Acting asks us to do things that we avoid in life.
You know, like feel.
Emote. Get angry. Lose our shit. Live in desperateness. Be vulnerable. Do awkward things. Be physical. Trust our instinct. Live privately publicly. Be seen with our imperfections. Stay in conflict.
But it’s hard to call upon and then live in those deep expressions of being human in our work when A) we run away from them in life and B) our natural tendency is to avoid conflict and seek stasis.
Simply, in life when it comes to big conflict, our fight or flight response kicks in.
Generally we run away, shut down, deny, brace for impact, pretend nothing’s happening at all, or get passive-aggressive.
But those options aren’t really what makes for authentic, dynamic, voluminous, free storytelling when it comes to acting.
So life makes us not want to feel and acting is asking us to feel fully. WTF! It’s some major contradictory cosmic joke being played on artists.
But this is why we study. And practice. And attempt and try things. And experience.
This is why we build awareness and expand our consciousness. This is why we become empaths and stop judging (ourselves and others). And as we start to change our relationship to our feelings we are able to more effortlessly feel them and share them. In life and in our work.

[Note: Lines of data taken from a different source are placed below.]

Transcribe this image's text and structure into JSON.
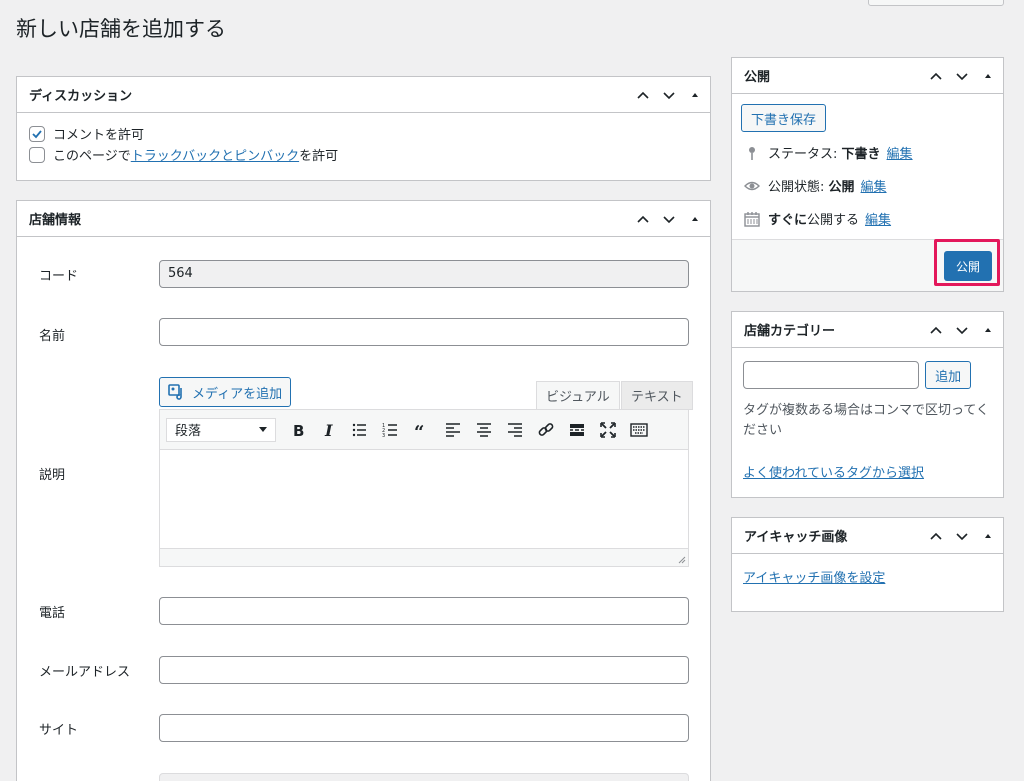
{
  "page": {
    "title": "新しい店舗を追加する"
  },
  "discussion": {
    "title": "ディスカッション",
    "allow_comments": {
      "label": "コメントを許可",
      "checked": true
    },
    "allow_pings": {
      "prefix": "このページで",
      "link": "トラックバックとピンバック",
      "suffix": "を許可",
      "checked": false
    }
  },
  "shop": {
    "title": "店舗情報",
    "code": {
      "label": "コード",
      "value": "564"
    },
    "name": {
      "label": "名前",
      "value": ""
    },
    "description": {
      "label": "説明",
      "add_media": "メディアを追加",
      "tab_visual": "ビジュアル",
      "tab_text": "テキスト",
      "format": "段落",
      "toolbar_icons": [
        "bold-icon",
        "italic-icon",
        "bulleted-list-icon",
        "numbered-list-icon",
        "blockquote-icon",
        "align-left-icon",
        "align-center-icon",
        "align-right-icon",
        "link-icon",
        "read-more-icon",
        "fullscreen-icon",
        "toolbar-toggle-icon"
      ]
    },
    "phone": {
      "label": "電話",
      "value": ""
    },
    "email": {
      "label": "メールアドレス",
      "value": ""
    },
    "site": {
      "label": "サイト",
      "value": ""
    }
  },
  "publish": {
    "title": "公開",
    "save_draft": "下書き保存",
    "status_label": "ステータス:",
    "status_value": "下書き",
    "visibility_label": "公開状態:",
    "visibility_value": "公開",
    "schedule_value": "すぐに",
    "schedule_suffix": "公開する",
    "edit": "編集",
    "publish_button": "公開",
    "highlight_color": "#e3185b"
  },
  "categories": {
    "title": "店舗カテゴリー",
    "input_value": "",
    "add_button": "追加",
    "help": "タグが複数ある場合はコンマで区切ってください",
    "popular_link": "よく使われているタグから選択"
  },
  "featured_image": {
    "title": "アイキャッチ画像",
    "set_link": "アイキャッチ画像を設定"
  },
  "colors": {
    "accent": "#2271b1",
    "background": "#f0f0f1",
    "border": "#c3c4c7"
  }
}
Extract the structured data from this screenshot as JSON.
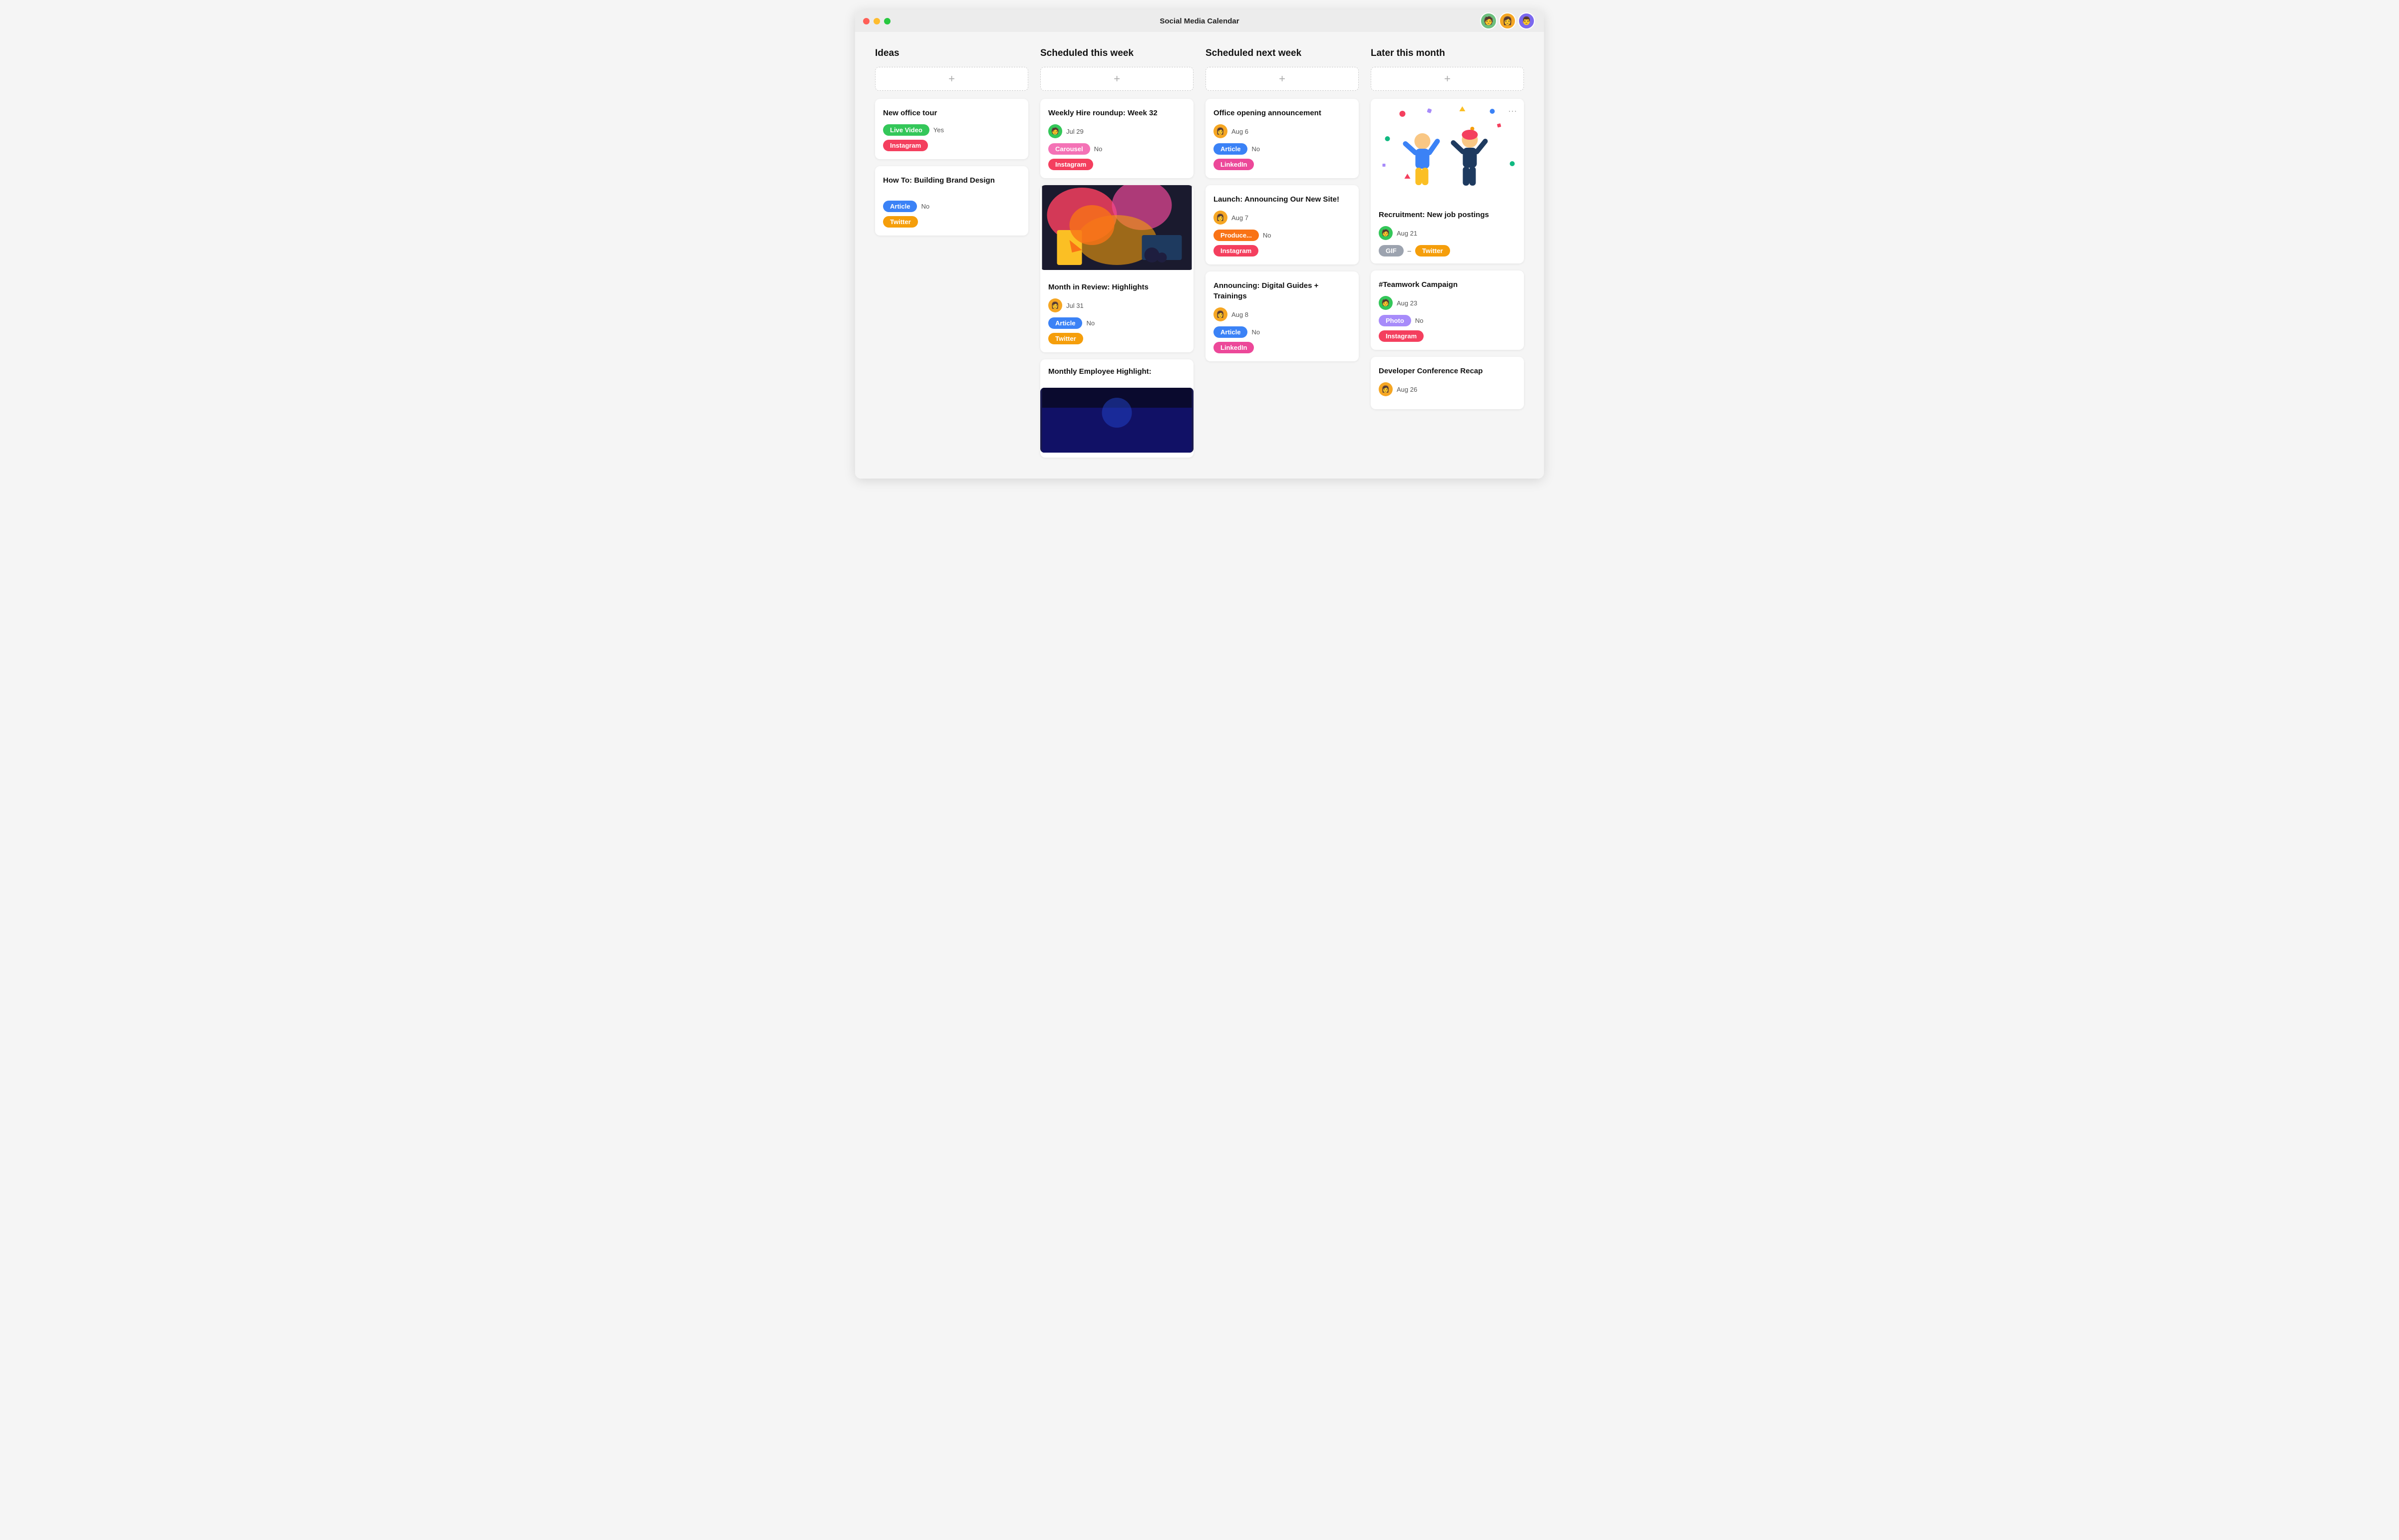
{
  "app": {
    "title": "Social Media Calendar"
  },
  "avatars": [
    {
      "id": "av1",
      "emoji": "🧑",
      "color": "#6dbf7e"
    },
    {
      "id": "av2",
      "emoji": "👩",
      "color": "#f5a623"
    },
    {
      "id": "av3",
      "emoji": "👨",
      "color": "#7b68ee"
    }
  ],
  "columns": [
    {
      "id": "ideas",
      "header": "Ideas",
      "add_label": "+",
      "cards": [
        {
          "id": "c1",
          "title": "New office tour",
          "type_label": "Live Video",
          "type_color": "tag-green",
          "featured": "Yes",
          "tags": [
            "Instagram"
          ],
          "tag_colors": [
            "tag-instagram"
          ]
        },
        {
          "id": "c2",
          "title": "How To: Building Brand Design",
          "type_label": "Article",
          "type_color": "tag-blue",
          "featured": "No",
          "tags": [
            "Twitter"
          ],
          "tag_colors": [
            "tag-twitter"
          ]
        }
      ]
    },
    {
      "id": "scheduled-this-week",
      "header": "Scheduled this week",
      "add_label": "+",
      "cards": [
        {
          "id": "c3",
          "title": "Weekly Hire roundup: Week 32",
          "avatar_color": "#34c759",
          "avatar_emoji": "🧑",
          "date": "Jul 29",
          "type_label": "Carousel",
          "type_color": "tag-carousel",
          "featured": "No",
          "tags": [
            "Instagram"
          ],
          "tag_colors": [
            "tag-instagram"
          ],
          "has_image": false
        },
        {
          "id": "c4",
          "title": "Month in Review: Highlights",
          "avatar_color": "#f5a623",
          "avatar_emoji": "👩",
          "date": "Jul 31",
          "type_label": "Article",
          "type_color": "tag-article",
          "featured": "No",
          "tags": [
            "Twitter"
          ],
          "tag_colors": [
            "tag-twitter"
          ],
          "has_image": true
        },
        {
          "id": "c5",
          "title": "Monthly Employee Highlight:",
          "has_image": true
        }
      ]
    },
    {
      "id": "scheduled-next-week",
      "header": "Scheduled next week",
      "add_label": "+",
      "cards": [
        {
          "id": "c6",
          "title": "Office opening announcement",
          "avatar_color": "#f5a623",
          "avatar_emoji": "👩",
          "date": "Aug 6",
          "type_label": "Article",
          "type_color": "tag-article",
          "featured": "No",
          "tags": [
            "LinkedIn"
          ],
          "tag_colors": [
            "tag-linkedin"
          ]
        },
        {
          "id": "c7",
          "title": "Launch: Announcing Our New Site!",
          "avatar_color": "#f5a623",
          "avatar_emoji": "👩",
          "date": "Aug 7",
          "type_label": "Produce...",
          "type_color": "tag-produce",
          "featured": "No",
          "tags": [
            "Instagram"
          ],
          "tag_colors": [
            "tag-instagram"
          ]
        },
        {
          "id": "c8",
          "title": "Announcing: Digital Guides + Trainings",
          "avatar_color": "#f5a623",
          "avatar_emoji": "👩",
          "date": "Aug 8",
          "type_label": "Article",
          "type_color": "tag-article",
          "featured": "No",
          "tags": [
            "LinkedIn"
          ],
          "tag_colors": [
            "tag-linkedin"
          ]
        }
      ]
    },
    {
      "id": "later-this-month",
      "header": "Later this month",
      "add_label": "+",
      "cards": [
        {
          "id": "c9",
          "title": "Recruitment: New job postings",
          "avatar_color": "#34c759",
          "avatar_emoji": "🧑",
          "date": "Aug 21",
          "type_label": "GIF",
          "type_color": "tag-gif",
          "tags": [
            "Twitter"
          ],
          "tag_colors": [
            "tag-twitter"
          ],
          "has_illustration": true
        },
        {
          "id": "c10",
          "title": "#Teamwork Campaign",
          "avatar_color": "#34c759",
          "avatar_emoji": "🧑",
          "date": "Aug 23",
          "type_label": "Photo",
          "type_color": "tag-photo",
          "featured": "No",
          "tags": [
            "Instagram"
          ],
          "tag_colors": [
            "tag-instagram"
          ]
        },
        {
          "id": "c11",
          "title": "Developer Conference Recap",
          "avatar_color": "#f5a623",
          "avatar_emoji": "👩",
          "date": "Aug 26"
        }
      ]
    }
  ]
}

It’s not a gender problem. It’s a human being problem. But since men and women both process and express feelings differently, and as feeling becomes more complex (and often more painful) both genders have ways to control and shut down. The goal is to let go of that which needs to be released in order to energetically give rise to story.
Sometimes, I’ve found it’s about allowing ourselves to be more like the other in our work. Basically it’s finding your spirit animal in the other sex! For men, it’s often allowing themselves to be more sensitive, to give themselves permission to feel things that culturally they don’t often allow themselves to feel. Vulnerability.
For women, it’s about getting into the unapologetic part of themselves. To stop saying, “Sorry!” for simply existing and to actually get more into their (manly) ownership of things. It’s okay to be strong.
From a scientific standpoint, we are both. We are all both masculine and feminine energy. We are all Yin and Yang. We’re really just a bunch of sex cells that are genderless until fertilization. We’re all potential.
So let us all allow our heroes to be both men and women. Seeing the qualities in others, regardless of gender, that inspire us to be better human beings. Not because we ascribe them as male or female, but instead as brave, honest, real, compassionate, strong, genuine and electric.